Making waves in the hallways and rooms upstairs was one thing, but rendering over them outside was something James had never done before. No two curves are alike because each one required a unique combination of different products and techniques.

‘Rather than re-inventing the wheel, we were inventing it’

Curved facade
‘We knew this project was going to be incredibly difficult and highly bespoke’
Curved Residence living room at night
Naturally lit with skylights and finished with cool stone floors, the space feels distinctly outdoors

‘At the front of the home, the lower curve is actually shotcrete sprayed onsite to give it structure, and the s-curve above it was all MULTIPANEL,’ James says. ‘We quickly learnt that there are all [these] different products out there in the market and they’re worth exploring.’

Dealing with a heritage-listed property is typically a process rife with red tape and logistical set-backs, and in addition to this, the client was specific about ensuring the older part of the home remained aged in appearance. But James says he and his team were up to the challenge: ‘we knew this project was going to be incredibly difficult and highly bespoke’.

For example, the fireplace was removed but the heritage requirements meant the chimney above it had to be kept in the roofline.

‘We had to replicate the existing chimney so we had to pull it down, survey it closely, and rebuild it with the exact look but in a lightweight nature,’ he says. ‘It was tough and it was something we’d never done before. Rather than re-inventing the wheel, we were inventing it.’

Dark oak timber flooring dining and kitchen
Moody black oak floorboards are offset with ceiling-height windows
Mosaic shower
Recycled mosaic tiles

James is no stranger to pioneering builds, having started working with Visioneer eight years ago.

‘I made a leap of faith and came across from a Tier 1 commercial builder to a small construction company to work with four people out of an office in Hawthorn,’ he says. ‘Since then, we’ve grown the business to now have 18 in the office and 42 staff altogether.’

He estimates the business, which he now co-owns, works on roughly 14-18 projects at a time, mostly building high-end houses and apartments in Melbourne.

Recognising the credibility that comes with industry awards of excellence, Visioneer enters its most impressive projects into HIA’s Victorian Housing Awards each year, with 2017 seeing Curved Residence become a HIA–CSR Victorian Renovation/Addition of the Year finalist. Visioneer has also won the prestigious HIA–CSR Victorian Home of the Year in 2012, 2016 and 2018.

The immense complexities of this design and construction process came together neatly to deliver what is an enchanting and fluid family home.
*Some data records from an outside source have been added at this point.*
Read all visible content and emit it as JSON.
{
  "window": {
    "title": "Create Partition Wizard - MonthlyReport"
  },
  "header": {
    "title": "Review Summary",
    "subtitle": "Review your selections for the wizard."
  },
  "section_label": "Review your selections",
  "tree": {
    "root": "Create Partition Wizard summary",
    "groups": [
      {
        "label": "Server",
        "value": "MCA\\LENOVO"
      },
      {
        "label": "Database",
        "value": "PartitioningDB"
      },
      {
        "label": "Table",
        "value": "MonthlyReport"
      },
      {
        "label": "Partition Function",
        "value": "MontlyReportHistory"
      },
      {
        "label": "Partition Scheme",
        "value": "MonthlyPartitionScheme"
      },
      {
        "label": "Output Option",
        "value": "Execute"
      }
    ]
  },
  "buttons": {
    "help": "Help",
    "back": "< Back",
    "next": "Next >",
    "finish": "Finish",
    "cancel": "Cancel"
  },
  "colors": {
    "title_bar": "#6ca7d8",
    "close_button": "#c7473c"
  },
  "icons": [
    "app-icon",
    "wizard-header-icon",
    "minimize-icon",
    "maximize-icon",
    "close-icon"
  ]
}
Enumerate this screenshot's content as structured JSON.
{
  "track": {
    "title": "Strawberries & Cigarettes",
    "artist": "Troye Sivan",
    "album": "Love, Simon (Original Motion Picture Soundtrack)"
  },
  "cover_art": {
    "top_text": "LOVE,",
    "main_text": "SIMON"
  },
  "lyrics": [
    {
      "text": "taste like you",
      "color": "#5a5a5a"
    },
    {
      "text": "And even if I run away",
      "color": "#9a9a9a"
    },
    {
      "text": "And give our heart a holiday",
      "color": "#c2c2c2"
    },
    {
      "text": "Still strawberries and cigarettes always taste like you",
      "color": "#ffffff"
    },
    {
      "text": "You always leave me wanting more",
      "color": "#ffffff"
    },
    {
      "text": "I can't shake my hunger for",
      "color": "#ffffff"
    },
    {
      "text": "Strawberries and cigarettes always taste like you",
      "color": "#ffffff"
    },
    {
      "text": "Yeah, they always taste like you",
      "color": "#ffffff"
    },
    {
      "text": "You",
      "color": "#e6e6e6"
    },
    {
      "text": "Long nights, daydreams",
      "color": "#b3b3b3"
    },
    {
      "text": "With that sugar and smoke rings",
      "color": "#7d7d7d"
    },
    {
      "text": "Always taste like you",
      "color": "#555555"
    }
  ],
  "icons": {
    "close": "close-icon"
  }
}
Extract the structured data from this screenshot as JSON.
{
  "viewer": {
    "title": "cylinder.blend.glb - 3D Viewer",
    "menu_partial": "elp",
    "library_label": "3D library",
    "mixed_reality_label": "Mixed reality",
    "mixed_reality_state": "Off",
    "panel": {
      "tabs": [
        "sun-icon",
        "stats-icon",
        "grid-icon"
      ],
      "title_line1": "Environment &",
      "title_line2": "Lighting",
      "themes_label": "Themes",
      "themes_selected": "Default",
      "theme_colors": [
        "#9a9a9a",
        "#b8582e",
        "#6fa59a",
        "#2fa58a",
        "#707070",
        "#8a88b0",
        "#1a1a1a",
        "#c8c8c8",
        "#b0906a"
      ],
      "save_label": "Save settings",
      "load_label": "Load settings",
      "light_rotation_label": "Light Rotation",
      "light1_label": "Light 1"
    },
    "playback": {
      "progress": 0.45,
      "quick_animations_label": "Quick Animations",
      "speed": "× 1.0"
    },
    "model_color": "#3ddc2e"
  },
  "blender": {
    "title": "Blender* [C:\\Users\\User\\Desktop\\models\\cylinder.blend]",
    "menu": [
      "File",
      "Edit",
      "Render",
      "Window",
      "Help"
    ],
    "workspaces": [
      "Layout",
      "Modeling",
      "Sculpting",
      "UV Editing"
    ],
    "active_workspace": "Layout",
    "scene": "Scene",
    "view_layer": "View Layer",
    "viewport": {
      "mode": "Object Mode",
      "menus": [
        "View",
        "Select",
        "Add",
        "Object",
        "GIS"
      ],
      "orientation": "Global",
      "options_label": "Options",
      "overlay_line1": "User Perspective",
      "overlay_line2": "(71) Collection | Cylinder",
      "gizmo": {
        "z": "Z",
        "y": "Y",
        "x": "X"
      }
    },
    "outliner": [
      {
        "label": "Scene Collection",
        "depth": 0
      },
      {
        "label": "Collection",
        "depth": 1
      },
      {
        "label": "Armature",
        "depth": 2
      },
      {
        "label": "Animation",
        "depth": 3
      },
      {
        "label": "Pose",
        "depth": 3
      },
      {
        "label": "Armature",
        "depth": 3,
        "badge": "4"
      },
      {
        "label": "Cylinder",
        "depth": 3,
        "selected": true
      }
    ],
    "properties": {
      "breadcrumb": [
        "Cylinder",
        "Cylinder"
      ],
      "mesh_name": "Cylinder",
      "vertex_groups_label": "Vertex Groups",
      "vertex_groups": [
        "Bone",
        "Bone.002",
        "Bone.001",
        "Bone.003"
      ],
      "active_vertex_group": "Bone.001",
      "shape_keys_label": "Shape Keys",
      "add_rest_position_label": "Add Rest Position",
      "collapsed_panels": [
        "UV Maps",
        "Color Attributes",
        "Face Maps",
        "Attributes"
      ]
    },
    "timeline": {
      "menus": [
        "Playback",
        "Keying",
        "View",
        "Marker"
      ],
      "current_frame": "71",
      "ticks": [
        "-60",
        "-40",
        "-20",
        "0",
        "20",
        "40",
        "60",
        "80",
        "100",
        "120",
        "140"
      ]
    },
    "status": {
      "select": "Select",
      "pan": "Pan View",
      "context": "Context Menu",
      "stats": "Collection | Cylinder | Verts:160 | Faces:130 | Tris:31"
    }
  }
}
With reverence for the existing period structure and a glimpse into the future of home building, Curved Residence tells a tale of history and innovation – and how they can live happily ever after.

Curved Residence

Curved Residence at a glance

Builder: Visioneer

Designer: Susi Leeton Architects

Location: Melbourne

Materials:

  • Cabinets: American Oak Timber Veneer, Bronze Paneling, Corian, Walnut Timber, Carrara Marble
  • Door hardware: Bellevue Olivari range
  • Paint: Porters
  • Render: Unitex Tanami
  • Carpet: Prestige, Natural Velvet in Appaloosa
  • Tiles: Byzantine Design’s Boheme White Glass and Slate mosaic, Boheme Nite Glass and Slate mosaic, and Carrara Herringbone Honed; Bamstone’s Australian Bluestone Honed; Signorino’s Carrara Honed, Bardiglio Honed and Grigio Carnico honed; Corsi & Nicolai’s Rosa Aurora and Verde Patrizia
  • Timber flooring: Porter’s Paints 189mmx20mm Japan Black

Related Articles

Old house new views

This build starts with a cosy cottage and adds glass walls and sea views with a contemporary addition up top.

Wall of wonder

Uncompromising in both vision and execution, this award-winning sustainable home is a celebration of modern architecture and innovative construction techniques.

Comfort from the cold

The thick walls of this Lucaston rammed-earth house keep out the crisp winds and chills of the Huon Valley.

Peek into the past

An intensive restoration of a historical cliffside cottage showcases and celebrates the beauty inherent in ancient and new construction techniques.

Join more than 120,000 like-minded subscribers